Reading and viewing Western print and satellite TV and their Southeast counterparts recently, it’s hard to believe that there is deep understanding about the historical, cultural and economic context of what these media call present day Myanmar and Pakistan.
The staple line of argument among liberal media circles in the West is that the “military junta” or “military regime” in Myanmar and Pakistan need to be changed into liberal democracies along the lines of what politicians, legislators and media pundits in America and Britain seemed to be obsessed with. The illusion that Aung San Suu Kyi, Benazir Bhutto and/or Nawaz Sharif and their coterie of politicos/lawyers are able to devise a alternative, competent and unifying “democratic”political system remains a strong and, at the same time, naive and dangerous one.
Some 8 years ago, at the residence of the British ambassador in Jakarta, I was invited to meet for tea with Michael Aris, husband of Aung San Suu Kyi. I asked him pointedly whether the National League for Democracy which his wife headed was really a viable political organization that could galvanise a sense of national purpose among Myanmar’s civic society, particularly among Shans, Karens, Kachens and other minorities.
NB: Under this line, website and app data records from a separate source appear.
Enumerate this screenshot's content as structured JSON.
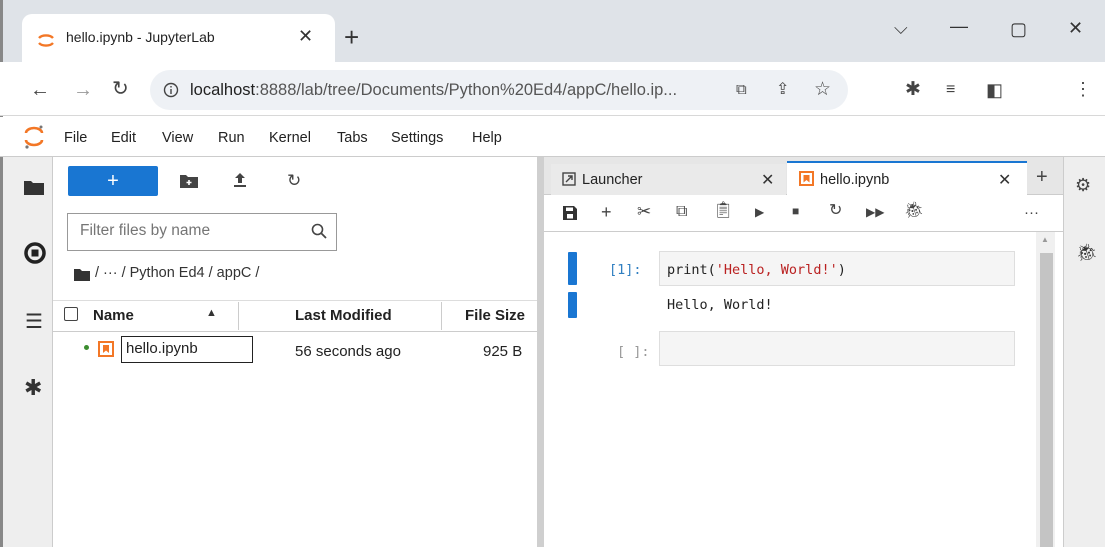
{
  "browser": {
    "tab_title": "hello.ipynb - JupyterLab",
    "url_host": "localhost",
    "url_path": ":8888/lab/tree/Documents/Python%20Ed4/appC/hello.ip...",
    "accent": "#1976d2"
  },
  "menu": [
    "File",
    "Edit",
    "View",
    "Run",
    "Kernel",
    "Tabs",
    "Settings",
    "Help"
  ],
  "filebrowser": {
    "new_label": "+",
    "filter_placeholder": "Filter files by name",
    "breadcrumb": "/ ··· / Python Ed4 / appC /",
    "columns": {
      "name": "Name",
      "modified": "Last Modified",
      "size": "File Size"
    },
    "files": [
      {
        "name": "hello.ipynb",
        "modified": "56 seconds ago",
        "size": "925 B"
      }
    ]
  },
  "notebook": {
    "tabs": [
      {
        "label": "Launcher",
        "icon": "launcher-icon"
      },
      {
        "label": "hello.ipynb",
        "icon": "notebook-icon"
      }
    ],
    "more": "···",
    "cells": [
      {
        "prompt": "[1]:",
        "code_fn": "print(",
        "code_str": "'Hello, World!'",
        "code_end": ")",
        "output": "Hello, World!"
      },
      {
        "prompt": "[ ]:",
        "code_fn": "",
        "code_str": "",
        "code_end": "",
        "output": ""
      }
    ]
  }
}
His answer was so carefully guarded that I did not press the point. I had earlier remarked to him that (then) Vice President Megawati Soekarnoputri was still grappling with forging unity within her PDIP party. In other words, for the NLD and PDIP there were limits to riding on the on the charisma of Aung San and Soekarno, to which both Syuu Kyi’s and Megawat relied upon for their influence and legitimacy.
Aris and I both agreed that presenting a viable political alternative to the military would have to be one of the priorities of all Aung San Suu Kyi’s followers within Myanmar as well as self exciled Myanmarese residing in Thailand, Western Europe and North America. However powerful the military in its power grip , social and economic changes were taking place within the country which required adjustment on the part of the military. Deep down, Myanmar was undergoing vast economic and political changes similar to what took place during the final 10 years of President Soehartos’s rule in Indonesia. The key issue was defining the scope and pace of change engaging with the military.
In Indonesia, the political structure of the ruling Golkar, the military and the bureaucracy established in the 1970s and mid 1980s had served its purpose of providing stability but since the 1990s had felt the need to gradually adjust and adapt. As with Indonesia in the 1990s, Myanmar post 2000 was changing fast, and the Myanmar military leadership felt it had to adjust to the realities of Myanmar’s growing political and economic interaction with the outside world, not just with its ASEAN co-member states. In fact, a hybrid political transitional arrangement was in the cards since late mid 1990s, recognising the need on both sides to define how much change and how much continuity would be mutually agreeable and realistically feasible. The unsaid transition period would be “a generation”, which means at least 15-20 years.
Similarly with Pakistan. General Musharraf may have outlived his legitimacy and political hold as leader of a “front-line state” in the West’s war against terrorism. But it is important to recall that when he came to power in October 1999, the Pakistani political public had been fed up with the constant gibbering, grab and greed politics of the Benazir Bhutto and Nawaz Sharif governments of the previous eight years. Not to speak of the associated role of “the infamous 22 families” which for long controlled the levers of political and economic power since Pakistan’s independence. Just as in Indonesia and elsewhere in Southeast Asia, contending ruling civil and military elites have always been beholden to the 3 C’s (Chinese Crony Conglomerates) dispensing business and monetary favours in return for political recognition and protection.
The real issue, then, is: do the civilian leaders and their fast-talking lawyers, NGO types and politicians in Myanmar and Pakistan have a credible and presentable alternative to military dominance? Have they also realised that a hybrid “military-civilian transitional system” is the true and only viable one, until the much vaunted “institution building”__political, economic, social__ underpins a truly functioning and sustainable democracy based on a committed civilian based middle class?
BBC World TV is airing a series on “Why Democracy?” based on a survey in several countries across the world it conducted last August. I suspect that it will contain the underlying taxonomy of what the often insufferably condescending British like to claim as Anglo Saxon superiority as pioneers of modern political and parliamentary democracy. It will make little note of the historical, cultural and economic backdrop of how democracies are defined, applied and reinterpreted in terms of each country’s historical cultural and economic context. But then the BBC, The British Council and the English language itself, is the last best hope of what Churchill called the need to capture “the empires of the mind” in the wake of Britain’s imperial decline.
More sanity is called for about the future prospects of graduated political and economic democracy in Mmyanmar and Pakistan. Instant democracy___openness, free press, rule of law, transparency and other accountability features____are fine for those who can afford it. But for those who still live in despair and desperation, it would be naïve and dangerous to think that feisting Western style democracy would bring about instant solutions on the ground. Witness the current state of the “democracy project” in Iraq and Afganistan.